Data:

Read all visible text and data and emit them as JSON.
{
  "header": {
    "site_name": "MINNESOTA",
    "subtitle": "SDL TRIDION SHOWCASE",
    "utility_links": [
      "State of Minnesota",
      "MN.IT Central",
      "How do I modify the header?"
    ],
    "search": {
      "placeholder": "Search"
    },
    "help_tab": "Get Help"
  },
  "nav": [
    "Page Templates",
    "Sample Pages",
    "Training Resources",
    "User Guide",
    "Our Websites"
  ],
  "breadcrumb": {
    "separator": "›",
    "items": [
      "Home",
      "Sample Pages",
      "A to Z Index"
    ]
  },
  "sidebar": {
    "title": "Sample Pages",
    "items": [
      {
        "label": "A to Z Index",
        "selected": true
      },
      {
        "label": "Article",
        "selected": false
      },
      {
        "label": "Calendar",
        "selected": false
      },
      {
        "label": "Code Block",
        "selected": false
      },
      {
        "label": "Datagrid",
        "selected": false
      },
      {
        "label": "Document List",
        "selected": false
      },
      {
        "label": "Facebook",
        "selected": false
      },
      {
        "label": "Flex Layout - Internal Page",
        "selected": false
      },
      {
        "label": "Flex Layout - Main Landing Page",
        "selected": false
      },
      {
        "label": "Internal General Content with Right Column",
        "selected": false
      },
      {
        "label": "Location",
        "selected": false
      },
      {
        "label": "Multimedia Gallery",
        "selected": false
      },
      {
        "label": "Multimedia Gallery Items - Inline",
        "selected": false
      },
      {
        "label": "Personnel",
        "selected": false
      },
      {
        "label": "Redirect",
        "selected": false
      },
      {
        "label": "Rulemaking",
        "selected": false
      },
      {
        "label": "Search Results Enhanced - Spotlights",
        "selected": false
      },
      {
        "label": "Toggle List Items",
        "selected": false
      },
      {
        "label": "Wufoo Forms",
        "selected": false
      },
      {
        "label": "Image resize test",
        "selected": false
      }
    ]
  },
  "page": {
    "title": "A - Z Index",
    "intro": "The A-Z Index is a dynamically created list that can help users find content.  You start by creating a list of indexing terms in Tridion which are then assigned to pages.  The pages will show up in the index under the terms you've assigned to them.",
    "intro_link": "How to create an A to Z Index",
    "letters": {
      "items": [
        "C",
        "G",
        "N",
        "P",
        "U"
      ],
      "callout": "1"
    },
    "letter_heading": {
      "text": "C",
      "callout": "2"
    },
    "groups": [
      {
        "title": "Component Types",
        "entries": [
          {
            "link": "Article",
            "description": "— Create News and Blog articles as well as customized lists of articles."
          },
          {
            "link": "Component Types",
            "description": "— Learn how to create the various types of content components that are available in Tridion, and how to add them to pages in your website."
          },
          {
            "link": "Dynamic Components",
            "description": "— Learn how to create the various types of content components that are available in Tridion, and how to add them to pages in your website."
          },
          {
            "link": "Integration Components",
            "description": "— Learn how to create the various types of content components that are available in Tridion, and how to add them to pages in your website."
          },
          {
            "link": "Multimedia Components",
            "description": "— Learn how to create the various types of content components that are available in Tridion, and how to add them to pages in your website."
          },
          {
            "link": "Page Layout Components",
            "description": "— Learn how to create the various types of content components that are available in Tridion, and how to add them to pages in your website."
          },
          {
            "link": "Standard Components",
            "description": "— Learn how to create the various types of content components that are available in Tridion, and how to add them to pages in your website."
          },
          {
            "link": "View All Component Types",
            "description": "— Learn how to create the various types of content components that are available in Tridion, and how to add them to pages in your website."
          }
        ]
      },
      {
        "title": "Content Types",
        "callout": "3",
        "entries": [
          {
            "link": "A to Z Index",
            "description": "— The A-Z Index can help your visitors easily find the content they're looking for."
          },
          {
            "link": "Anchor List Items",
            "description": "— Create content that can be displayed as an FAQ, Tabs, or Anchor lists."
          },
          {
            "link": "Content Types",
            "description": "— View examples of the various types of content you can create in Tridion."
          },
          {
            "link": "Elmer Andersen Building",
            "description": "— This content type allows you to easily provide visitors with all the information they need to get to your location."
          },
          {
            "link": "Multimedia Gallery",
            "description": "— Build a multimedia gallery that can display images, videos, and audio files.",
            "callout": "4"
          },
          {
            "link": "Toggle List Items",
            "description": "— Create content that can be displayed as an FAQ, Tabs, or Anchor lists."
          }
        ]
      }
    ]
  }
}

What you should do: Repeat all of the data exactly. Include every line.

Exercise answer:
Read all visible text and data and emit them as JSON.
{
  "header": {
    "site_name": "MINNESOTA",
    "subtitle": "SDL TRIDION SHOWCASE",
    "utility_links": [
      "State of Minnesota",
      "MN.IT Central",
      "How do I modify the header?"
    ],
    "search": {
      "placeholder": "Search"
    },
    "help_tab": "Get Help"
  },
  "nav": [
    "Page Templates",
    "Sample Pages",
    "Training Resources",
    "User Guide",
    "Our Websites"
  ],
  "breadcrumb": {
    "separator": "›",
    "items": [
      "Home",
      "Sample Pages",
      "A to Z Index"
    ]
  },
  "sidebar": {
    "title": "Sample Pages",
    "items": [
      {
        "label": "A to Z Index",
        "selected": true
      },
      {
        "label": "Article",
        "selected": false
      },
      {
        "label": "Calendar",
        "selected": false
      },
      {
        "label": "Code Block",
        "selected": false
      },
      {
        "label": "Datagrid",
        "selected": false
      },
      {
        "label": "Document List",
        "selected": false
      },
      {
        "label": "Facebook",
        "selected": false
      },
      {
        "label": "Flex Layout - Internal Page",
        "selected": false
      },
      {
        "label": "Flex Layout - Main Landing Page",
        "selected": false
      },
      {
        "label": "Internal General Content with Right Column",
        "selected": false
      },
      {
        "label": "Location",
        "selected": false
      },
      {
        "label": "Multimedia Gallery",
        "selected": false
      },
      {
        "label": "Multimedia Gallery Items - Inline",
        "selected": false
      },
      {
        "label": "Personnel",
        "selected": false
      },
      {
        "label": "Redirect",
        "selected": false
      },
      {
        "label": "Rulemaking",
        "selected": false
      },
      {
        "label": "Search Results Enhanced - Spotlights",
        "selected": false
      },
      {
        "label": "Toggle List Items",
        "selected": false
      },
      {
        "label": "Wufoo Forms",
        "selected": false
      },
      {
        "label": "Image resize test",
        "selected": false
      }
    ]
  },
  "page": {
    "title": "A - Z Index",
    "intro": "The A-Z Index is a dynamically created list that can help users find content.  You start by creating a list of indexing terms in Tridion which are then assigned to pages.  The pages will show up in the index under the terms you've assigned to them.",
    "intro_link": "How to create an A to Z Index",
    "letters": {
      "items": [
        "C",
        "G",
        "N",
        "P",
        "U"
      ],
      "callout": "1"
    },
    "letter_heading": {
      "text": "C",
      "callout": "2"
    },
    "groups": [
      {
        "title": "Component Types",
        "entries": [
          {
            "link": "Article",
            "description": "— Create News and Blog articles as well as customized lists of articles."
          },
          {
            "link": "Component Types",
            "description": "— Learn how to create the various types of content components that are available in Tridion, and how to add them to pages in your website."
          },
          {
            "link": "Dynamic Components",
            "description": "— Learn how to create the various types of content components that are available in Tridion, and how to add them to pages in your website."
          },
          {
            "link": "Integration Components",
            "description": "— Learn how to create the various types of content components that are available in Tridion, and how to add them to pages in your website."
          },
          {
            "link": "Multimedia Components",
            "description": "— Learn how to create the various types of content components that are available in Tridion, and how to add them to pages in your website."
          },
          {
            "link": "Page Layout Components",
            "description": "— Learn how to create the various types of content components that are available in Tridion, and how to add them to pages in your website."
          },
          {
            "link": "Standard Components",
            "description": "— Learn how to create the various types of content components that are available in Tridion, and how to add them to pages in your website."
          },
          {
            "link": "View All Component Types",
            "description": "— Learn how to create the various types of content components that are available in Tridion, and how to add them to pages in your website."
          }
        ]
      },
      {
        "title": "Content Types",
        "callout": "3",
        "entries": [
          {
            "link": "A to Z Index",
            "description": "— The A-Z Index can help your visitors easily find the content they're looking for."
          },
          {
            "link": "Anchor List Items",
            "description": "— Create content that can be displayed as an FAQ, Tabs, or Anchor lists."
          },
          {
            "link": "Content Types",
            "description": "— View examples of the various types of content you can create in Tridion."
          },
          {
            "link": "Elmer Andersen Building",
            "description": "— This content type allows you to easily provide visitors with all the information they need to get to your location."
          },
          {
            "link": "Multimedia Gallery",
            "description": "— Build a multimedia gallery that can display images, videos, and audio files.",
            "callout": "4"
          },
          {
            "link": "Toggle List Items",
            "description": "— Create content that can be displayed as an FAQ, Tabs, or Anchor lists."
          }
        ]
      }
    ]
  }
}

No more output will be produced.